Divorce can be complicated – but when a business is involved, it is practically guaranteed. You may be working with your ex for the company’s foreseeable future, or you could be fighting through a preliminary hearing and costly litigation to keep it from being sold. For this reason, it’s important to consider how your marriage and a divorce could affect business. An experienced San Diego divorce lawyer can help you protect your business while going through a divorce.
In California, companies can be considered community property. They may be totaled with all other assets and divided evenly between spouses. When a business is involved, this includes anticipating future growth and the time and energy both parties contributed to its success. Courts even account for the toll running a business takes on a family. If your separation goes before a judge, he or she could assign total control of the company to your partner. However, you can preserve your enterprise and protect your financial future by taking some initiative.
Working with a San Diego prenuptial and postnuptial agreement lawyer can help you define a business as a separate asset outside of your marriage. There are some issues that may dissolve these agreements, however. You can further protect your company by:
- Creating a trust. If you do not personally own the business, it cannot be included as a marital asset.
- Buying insurance. Insurance provides cash value over time. If you do have to cover a spouse’s share of the business after a divorce, you can liquidate insurance funds to offset these costs.
- Drafting a buy-sell agreement. These contracts define what happens to a business if an owner dies, goes bankrupt, sells the enterprise, or divorces.
Getting these documents squared away is a good start, but there’s more you can do within your business to keep it intact through a divorce.
Separate Your Business and Family Finances
Preemptive actions can protect your enterprise from issues that may surface once divorce proceedings start. Judges account for the burden a business takes on your family, but you can minimize this by keeping thorough records and clearly separating business and family expenses. Do this by:
- Paying business expenses with business finances; do not dip into personal family funds to pay for company trips or equipment.
- Paying yourself well. The more your family is involved with the business, the more likely your spouse can claim he or she is entitled to company assets. Giving yourself a smaller salary negatively affects your family’s quality of life. This could influence the court’s decision.
In addition to these measures, limit and ultimately eliminate your spouse’s involvement with the business. The more prominent the role your partner plays, the greater his or her claim to the company. In this case, it would be easy to argue that he or she helped build the enterprise and should profit from its growth.
Know Your Legal Options
Regardless of how carefully you plan, a business could affect court proceedings. When this is inescapable, there are still a few ways to divide, manage, and protect assets that work out in your company’s best interests:

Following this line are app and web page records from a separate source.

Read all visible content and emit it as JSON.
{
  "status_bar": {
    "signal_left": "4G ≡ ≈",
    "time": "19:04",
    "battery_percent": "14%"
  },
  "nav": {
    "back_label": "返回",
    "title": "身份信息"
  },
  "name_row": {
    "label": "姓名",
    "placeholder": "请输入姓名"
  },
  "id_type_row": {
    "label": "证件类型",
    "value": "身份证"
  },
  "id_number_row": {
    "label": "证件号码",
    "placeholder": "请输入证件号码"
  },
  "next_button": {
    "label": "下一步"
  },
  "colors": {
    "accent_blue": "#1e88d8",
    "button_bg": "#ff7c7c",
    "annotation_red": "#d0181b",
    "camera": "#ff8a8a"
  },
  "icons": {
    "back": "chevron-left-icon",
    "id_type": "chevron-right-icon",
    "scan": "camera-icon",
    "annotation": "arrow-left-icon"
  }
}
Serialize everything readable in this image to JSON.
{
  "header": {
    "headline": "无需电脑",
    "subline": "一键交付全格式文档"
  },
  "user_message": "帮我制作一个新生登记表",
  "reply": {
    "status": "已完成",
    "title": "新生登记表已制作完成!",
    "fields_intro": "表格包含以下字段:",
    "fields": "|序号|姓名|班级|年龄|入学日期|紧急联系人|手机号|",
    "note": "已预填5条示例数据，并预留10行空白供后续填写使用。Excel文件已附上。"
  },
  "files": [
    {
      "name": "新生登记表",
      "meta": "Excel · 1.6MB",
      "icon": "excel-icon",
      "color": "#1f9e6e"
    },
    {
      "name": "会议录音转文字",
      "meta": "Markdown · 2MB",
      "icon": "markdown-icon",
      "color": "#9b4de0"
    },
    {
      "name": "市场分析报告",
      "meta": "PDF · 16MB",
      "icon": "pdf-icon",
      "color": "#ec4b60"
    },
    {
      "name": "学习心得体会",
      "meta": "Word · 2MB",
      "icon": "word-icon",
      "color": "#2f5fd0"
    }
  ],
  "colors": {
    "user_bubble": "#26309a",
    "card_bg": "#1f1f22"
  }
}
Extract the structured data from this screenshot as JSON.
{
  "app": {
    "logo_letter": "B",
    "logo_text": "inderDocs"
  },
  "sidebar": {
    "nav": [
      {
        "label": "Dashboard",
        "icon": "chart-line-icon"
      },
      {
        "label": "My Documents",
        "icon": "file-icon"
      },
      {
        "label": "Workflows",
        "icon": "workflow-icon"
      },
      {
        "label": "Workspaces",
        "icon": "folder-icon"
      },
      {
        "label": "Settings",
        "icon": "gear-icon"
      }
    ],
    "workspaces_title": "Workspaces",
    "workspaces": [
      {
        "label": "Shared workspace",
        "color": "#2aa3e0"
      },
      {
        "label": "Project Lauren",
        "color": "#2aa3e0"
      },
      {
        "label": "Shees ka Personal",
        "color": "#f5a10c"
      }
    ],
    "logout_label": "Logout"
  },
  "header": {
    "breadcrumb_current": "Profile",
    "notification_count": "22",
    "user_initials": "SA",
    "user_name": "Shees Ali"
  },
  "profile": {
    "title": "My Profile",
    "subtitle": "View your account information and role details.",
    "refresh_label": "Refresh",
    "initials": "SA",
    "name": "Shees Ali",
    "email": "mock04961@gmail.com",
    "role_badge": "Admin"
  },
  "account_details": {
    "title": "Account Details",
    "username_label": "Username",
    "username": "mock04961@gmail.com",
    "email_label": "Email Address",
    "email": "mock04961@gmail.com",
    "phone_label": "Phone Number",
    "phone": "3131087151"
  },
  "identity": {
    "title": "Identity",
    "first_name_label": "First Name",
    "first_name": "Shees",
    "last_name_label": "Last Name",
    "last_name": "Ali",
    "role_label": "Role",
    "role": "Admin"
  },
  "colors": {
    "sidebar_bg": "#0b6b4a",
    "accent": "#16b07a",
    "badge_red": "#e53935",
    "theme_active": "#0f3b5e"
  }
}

- Balance your assets. You may retain complete business ownerships by compromising other assets. For example, negotiating savings accounts or homes can lead to a fair arrangement.
- Work with an experienced legal team – and be honest. A neutral valuation can help both spouses reach an agreement in the friendliest manner possible. This independent evaluation, accompanied by another impartial review, can outline your asset’s value and how these accounts can be divided. Be honest through this process. Report everything; discrepancies could undermine your credibility and affect your business’ future.
Hire a family attorney in San Diego, CA who knows the ins and outs of divorce law to ensure the best possible outcome. You may also seek financial help to assist you with evaluating your assets. Contact Boyd Law for more information. We have helped numerous clients and entrepreneurs reach fair compromises that ensure their businesses can keep profiting.